TASK DATA:
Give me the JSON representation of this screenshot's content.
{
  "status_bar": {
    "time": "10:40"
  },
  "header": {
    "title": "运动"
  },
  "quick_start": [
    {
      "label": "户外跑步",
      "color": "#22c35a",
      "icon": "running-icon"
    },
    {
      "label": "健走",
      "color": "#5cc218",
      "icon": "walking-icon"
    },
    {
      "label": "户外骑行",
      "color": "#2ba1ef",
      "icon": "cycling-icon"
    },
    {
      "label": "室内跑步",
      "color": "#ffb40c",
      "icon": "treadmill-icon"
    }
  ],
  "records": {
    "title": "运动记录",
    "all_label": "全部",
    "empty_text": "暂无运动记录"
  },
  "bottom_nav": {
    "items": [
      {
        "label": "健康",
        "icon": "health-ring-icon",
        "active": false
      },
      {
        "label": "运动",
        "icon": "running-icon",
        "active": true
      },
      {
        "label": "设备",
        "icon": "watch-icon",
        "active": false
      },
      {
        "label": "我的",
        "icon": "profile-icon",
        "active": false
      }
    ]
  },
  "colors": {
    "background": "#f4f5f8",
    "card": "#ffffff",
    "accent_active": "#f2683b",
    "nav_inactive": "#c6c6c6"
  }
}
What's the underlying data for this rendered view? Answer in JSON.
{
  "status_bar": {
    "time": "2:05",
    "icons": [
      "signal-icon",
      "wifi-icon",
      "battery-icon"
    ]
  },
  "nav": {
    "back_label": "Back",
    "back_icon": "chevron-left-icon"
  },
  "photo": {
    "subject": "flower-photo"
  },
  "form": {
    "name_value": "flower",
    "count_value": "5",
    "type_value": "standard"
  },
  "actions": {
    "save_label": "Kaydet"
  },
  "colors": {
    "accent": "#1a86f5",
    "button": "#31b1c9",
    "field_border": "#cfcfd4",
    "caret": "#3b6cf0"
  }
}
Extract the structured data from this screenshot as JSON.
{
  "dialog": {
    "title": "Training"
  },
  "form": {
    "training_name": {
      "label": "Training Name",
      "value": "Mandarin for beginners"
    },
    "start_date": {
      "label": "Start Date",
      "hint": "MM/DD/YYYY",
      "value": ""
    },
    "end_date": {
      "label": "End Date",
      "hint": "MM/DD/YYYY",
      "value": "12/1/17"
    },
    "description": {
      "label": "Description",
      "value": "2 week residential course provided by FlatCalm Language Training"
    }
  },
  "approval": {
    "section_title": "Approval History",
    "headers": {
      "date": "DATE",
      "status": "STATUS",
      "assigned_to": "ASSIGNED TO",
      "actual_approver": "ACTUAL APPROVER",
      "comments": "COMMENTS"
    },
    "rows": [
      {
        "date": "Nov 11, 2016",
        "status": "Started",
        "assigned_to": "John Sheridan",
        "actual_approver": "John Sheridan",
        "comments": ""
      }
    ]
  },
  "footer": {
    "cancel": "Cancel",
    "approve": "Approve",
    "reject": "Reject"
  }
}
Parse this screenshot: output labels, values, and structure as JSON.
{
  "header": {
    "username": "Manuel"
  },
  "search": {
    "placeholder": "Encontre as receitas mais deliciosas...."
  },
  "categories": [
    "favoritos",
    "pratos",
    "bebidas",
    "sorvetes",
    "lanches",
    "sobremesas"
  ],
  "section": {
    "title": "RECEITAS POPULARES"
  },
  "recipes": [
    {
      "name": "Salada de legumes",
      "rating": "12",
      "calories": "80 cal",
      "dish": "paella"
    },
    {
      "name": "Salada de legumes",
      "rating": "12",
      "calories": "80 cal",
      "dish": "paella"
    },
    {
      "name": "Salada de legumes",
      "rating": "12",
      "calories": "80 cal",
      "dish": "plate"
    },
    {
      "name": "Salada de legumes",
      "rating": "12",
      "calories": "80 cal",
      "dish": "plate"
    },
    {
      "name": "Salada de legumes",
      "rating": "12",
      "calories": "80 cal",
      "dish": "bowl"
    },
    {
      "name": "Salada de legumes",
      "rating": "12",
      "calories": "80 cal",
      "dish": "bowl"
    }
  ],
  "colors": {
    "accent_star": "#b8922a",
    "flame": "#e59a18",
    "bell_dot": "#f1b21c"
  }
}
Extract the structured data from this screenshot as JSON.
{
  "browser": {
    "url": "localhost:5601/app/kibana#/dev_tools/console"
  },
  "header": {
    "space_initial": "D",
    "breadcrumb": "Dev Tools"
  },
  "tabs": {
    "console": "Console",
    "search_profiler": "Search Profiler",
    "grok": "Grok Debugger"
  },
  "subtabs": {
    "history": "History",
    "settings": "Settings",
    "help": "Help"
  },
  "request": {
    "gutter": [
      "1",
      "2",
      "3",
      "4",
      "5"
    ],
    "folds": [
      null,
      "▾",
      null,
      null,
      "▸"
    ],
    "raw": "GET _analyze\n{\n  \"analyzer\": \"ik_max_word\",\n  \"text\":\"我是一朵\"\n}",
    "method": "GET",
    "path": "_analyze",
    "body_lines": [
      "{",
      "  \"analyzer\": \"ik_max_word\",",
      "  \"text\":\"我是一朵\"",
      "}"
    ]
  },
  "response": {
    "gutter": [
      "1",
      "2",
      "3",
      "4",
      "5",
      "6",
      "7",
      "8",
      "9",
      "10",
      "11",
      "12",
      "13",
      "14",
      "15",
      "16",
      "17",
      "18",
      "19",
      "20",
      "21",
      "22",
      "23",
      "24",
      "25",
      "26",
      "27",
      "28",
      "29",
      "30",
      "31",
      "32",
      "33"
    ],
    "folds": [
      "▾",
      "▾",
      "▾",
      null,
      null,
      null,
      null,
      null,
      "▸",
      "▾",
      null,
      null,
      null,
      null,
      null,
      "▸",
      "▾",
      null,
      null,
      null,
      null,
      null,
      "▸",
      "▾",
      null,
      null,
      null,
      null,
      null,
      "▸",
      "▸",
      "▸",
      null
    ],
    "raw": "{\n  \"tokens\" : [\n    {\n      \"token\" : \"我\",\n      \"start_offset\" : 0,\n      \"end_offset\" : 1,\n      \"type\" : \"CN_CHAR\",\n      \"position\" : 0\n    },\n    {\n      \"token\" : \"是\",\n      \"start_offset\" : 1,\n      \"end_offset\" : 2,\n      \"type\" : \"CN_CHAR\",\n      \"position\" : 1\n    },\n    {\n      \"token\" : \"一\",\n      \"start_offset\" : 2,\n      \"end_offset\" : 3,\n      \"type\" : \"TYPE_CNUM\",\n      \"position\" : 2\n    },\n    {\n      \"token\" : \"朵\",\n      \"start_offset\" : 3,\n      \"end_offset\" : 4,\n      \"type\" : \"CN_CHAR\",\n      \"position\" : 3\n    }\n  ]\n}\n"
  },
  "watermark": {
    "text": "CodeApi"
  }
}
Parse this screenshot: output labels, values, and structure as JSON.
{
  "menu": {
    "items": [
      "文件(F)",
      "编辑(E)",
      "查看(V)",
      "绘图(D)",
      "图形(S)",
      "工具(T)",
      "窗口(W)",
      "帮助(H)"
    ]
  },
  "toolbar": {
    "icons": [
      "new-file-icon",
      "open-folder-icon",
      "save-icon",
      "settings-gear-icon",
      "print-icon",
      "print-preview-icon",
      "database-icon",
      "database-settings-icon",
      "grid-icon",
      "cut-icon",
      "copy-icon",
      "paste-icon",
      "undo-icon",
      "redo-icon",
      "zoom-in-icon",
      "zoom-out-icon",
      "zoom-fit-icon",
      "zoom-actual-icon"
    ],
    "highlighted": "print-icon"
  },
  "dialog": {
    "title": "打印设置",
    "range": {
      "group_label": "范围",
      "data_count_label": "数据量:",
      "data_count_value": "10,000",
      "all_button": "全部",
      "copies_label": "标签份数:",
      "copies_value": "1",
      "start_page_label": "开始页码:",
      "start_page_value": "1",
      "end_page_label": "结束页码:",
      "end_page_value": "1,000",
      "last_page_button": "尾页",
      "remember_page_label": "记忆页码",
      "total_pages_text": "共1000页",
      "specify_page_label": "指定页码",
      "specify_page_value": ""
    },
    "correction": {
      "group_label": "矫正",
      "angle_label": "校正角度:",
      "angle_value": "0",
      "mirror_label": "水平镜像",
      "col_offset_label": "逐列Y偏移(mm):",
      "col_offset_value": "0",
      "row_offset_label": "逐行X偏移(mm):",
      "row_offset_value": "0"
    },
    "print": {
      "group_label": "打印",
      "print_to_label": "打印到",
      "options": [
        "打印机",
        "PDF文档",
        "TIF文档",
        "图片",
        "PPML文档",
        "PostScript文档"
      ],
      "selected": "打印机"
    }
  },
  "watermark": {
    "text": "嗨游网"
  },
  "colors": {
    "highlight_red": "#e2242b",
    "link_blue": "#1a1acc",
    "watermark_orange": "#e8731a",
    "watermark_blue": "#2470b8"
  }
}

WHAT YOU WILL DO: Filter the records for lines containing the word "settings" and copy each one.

THE ANSWER:
    "settings": "Settings",
      "settings-gear-icon",
      "database-settings-icon",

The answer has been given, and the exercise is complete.